**What you need to do:**
Down to the final line, write out the material beneath exactly, without pictures.
•••••
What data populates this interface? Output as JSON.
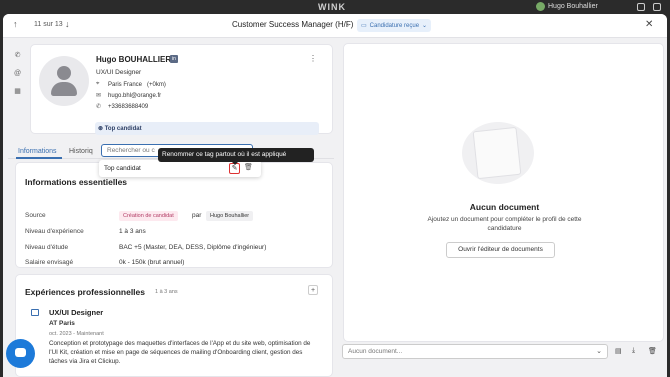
{
  "app": {
    "logo": "WINK",
    "user_name": "Hugo Bouhallier"
  },
  "header": {
    "position": "11 sur 13",
    "job_title": "Customer Success Manager (H/F)",
    "status": "Candidature reçue"
  },
  "profile": {
    "name": "Hugo BOUHALLIER",
    "role": "UX/UI Designer",
    "location": "Paris France",
    "distance": "(+0km)",
    "email": "hugo.bhl@orange.fr",
    "phone": "+33683688409",
    "tag": "Top candidat"
  },
  "tabs": {
    "informations": "Informations",
    "historique": "Historiq"
  },
  "tag_search": {
    "placeholder": "Rechercher ou c"
  },
  "dropdown": {
    "item": "Top candidat"
  },
  "tooltip": "Renommer ce tag partout où il est appliqué",
  "essentials": {
    "title": "Informations essentielles",
    "source_label": "Source",
    "source_value": "Création de candidat",
    "par": "par",
    "by": "Hugo Bouhallier",
    "experience_label": "Niveau d'expérience",
    "experience_value": "1 à 3 ans",
    "education_label": "Niveau d'étude",
    "education_value": "BAC +5 (Master, DEA, DESS, Diplôme d'ingénieur)",
    "salary_label": "Salaire envisagé",
    "salary_value": "0k - 150k (brut annuel)"
  },
  "experiences": {
    "title": "Expériences professionnelles",
    "duration": "1 à 3 ans",
    "items": [
      {
        "title": "UX/UI Designer",
        "company": "AT Paris",
        "dates": "oct. 2023 - Maintenant",
        "description": "Conception et prototypage des maquettes d'interfaces de l'App et du site web, optimisation de l'UI Kit, création et mise en page de séquences de mailing d'Onboarding client, gestion des tâches via Jira et Clickup."
      }
    ]
  },
  "documents": {
    "title": "Aucun document",
    "subtitle": "Ajoutez un document pour compléter le profil de cette candidature",
    "button": "Ouvrir l'éditeur de documents",
    "select_placeholder": "Aucun document..."
  },
  "colors": {
    "accent": "#3a6fb0",
    "chat": "#1d7ad9"
  }
}
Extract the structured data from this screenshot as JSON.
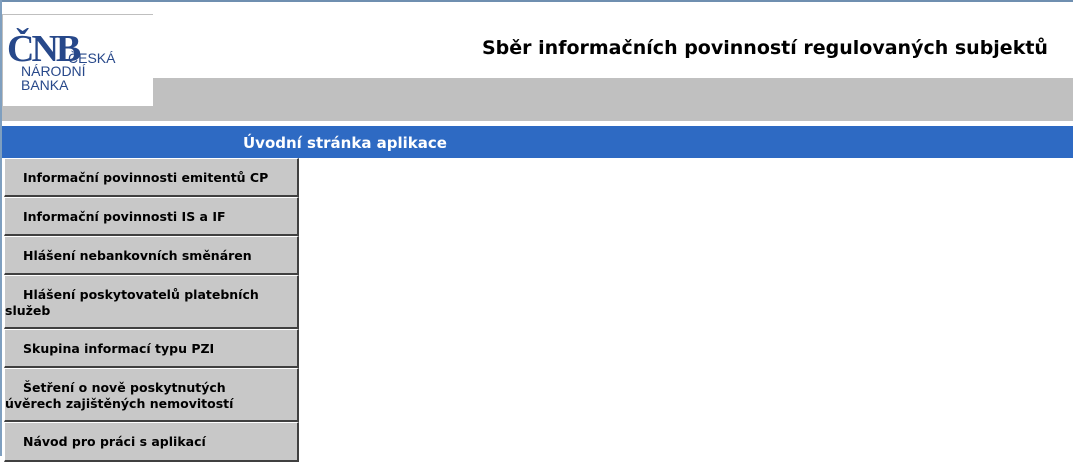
{
  "logo": {
    "mark": "ČNB",
    "line1": "ČESKÁ",
    "line2": "NÁRODNÍ",
    "line3": "BANKA"
  },
  "header": {
    "title": "Sběr informačních povinností regulovaných subjektů"
  },
  "nav_bar": {
    "title": "Úvodní stránka aplikace"
  },
  "menu": {
    "items": [
      {
        "label": "Informační povinnosti emitentů CP"
      },
      {
        "label": "Informační povinnosti IS a IF"
      },
      {
        "label": "Hlášení nebankovních směnáren"
      },
      {
        "label_line1": "Hlášení poskytovatelů platebních",
        "label_line2": "služeb"
      },
      {
        "label": "Skupina informací typu PZI"
      },
      {
        "label_line1": "Šetření o nově poskytnutých",
        "label_line2": "úvěrech zajištěných nemovitostí"
      },
      {
        "label": "Návod pro práci s aplikací"
      }
    ]
  },
  "colors": {
    "nav_bar_blue": "#2e6ac3",
    "header_gray": "#c0c0c0",
    "menu_gray": "#c8c8c8",
    "logo_blue": "#27488a"
  }
}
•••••
**Exercise solution:**
What data populates this interface? Output as JSON.
{
  "app": {
    "logo": "WINK",
    "user_name": "Hugo Bouhallier"
  },
  "header": {
    "position": "11 sur 13",
    "job_title": "Customer Success Manager (H/F)",
    "status": "Candidature reçue"
  },
  "profile": {
    "name": "Hugo BOUHALLIER",
    "role": "UX/UI Designer",
    "location": "Paris France",
    "distance": "(+0km)",
    "email": "hugo.bhl@orange.fr",
    "phone": "+33683688409",
    "tag": "Top candidat"
  },
  "tabs": {
    "informations": "Informations",
    "historique": "Historiq"
  },
  "tag_search": {
    "placeholder": "Rechercher ou c"
  },
  "dropdown": {
    "item": "Top candidat"
  },
  "tooltip": "Renommer ce tag partout où il est appliqué",
  "essentials": {
    "title": "Informations essentielles",
    "source_label": "Source",
    "source_value": "Création de candidat",
    "par": "par",
    "by": "Hugo Bouhallier",
    "experience_label": "Niveau d'expérience",
    "experience_value": "1 à 3 ans",
    "education_label": "Niveau d'étude",
    "education_value": "BAC +5 (Master, DEA, DESS, Diplôme d'ingénieur)",
    "salary_label": "Salaire envisagé",
    "salary_value": "0k - 150k (brut annuel)"
  },
  "experiences": {
    "title": "Expériences professionnelles",
    "duration": "1 à 3 ans",
    "items": [
      {
        "title": "UX/UI Designer",
        "company": "AT Paris",
        "dates": "oct. 2023 - Maintenant",
        "description": "Conception et prototypage des maquettes d'interfaces de l'App et du site web, optimisation de l'UI Kit, création et mise en page de séquences de mailing d'Onboarding client, gestion des tâches via Jira et Clickup."
      }
    ]
  },
  "documents": {
    "title": "Aucun document",
    "subtitle": "Ajoutez un document pour compléter le profil de cette candidature",
    "button": "Ouvrir l'éditeur de documents",
    "select_placeholder": "Aucun document..."
  },
  "colors": {
    "accent": "#3a6fb0",
    "chat": "#1d7ad9"
  }
}
Extract the structured data from this screenshot as JSON.
{
  "logo": {
    "mark": "ČNB",
    "line1": "ČESKÁ",
    "line2": "NÁRODNÍ",
    "line3": "BANKA"
  },
  "header": {
    "title": "Sběr informačních povinností regulovaných subjektů"
  },
  "nav_bar": {
    "title": "Úvodní stránka aplikace"
  },
  "menu": {
    "items": [
      {
        "label": "Informační povinnosti emitentů CP"
      },
      {
        "label": "Informační povinnosti IS a IF"
      },
      {
        "label": "Hlášení nebankovních směnáren"
      },
      {
        "label_line1": "Hlášení poskytovatelů platebních",
        "label_line2": "služeb"
      },
      {
        "label": "Skupina informací typu PZI"
      },
      {
        "label_line1": "Šetření o nově poskytnutých",
        "label_line2": "úvěrech zajištěných nemovitostí"
      },
      {
        "label": "Návod pro práci s aplikací"
      }
    ]
  },
  "colors": {
    "nav_bar_blue": "#2e6ac3",
    "header_gray": "#c0c0c0",
    "menu_gray": "#c8c8c8",
    "logo_blue": "#27488a"
  }
}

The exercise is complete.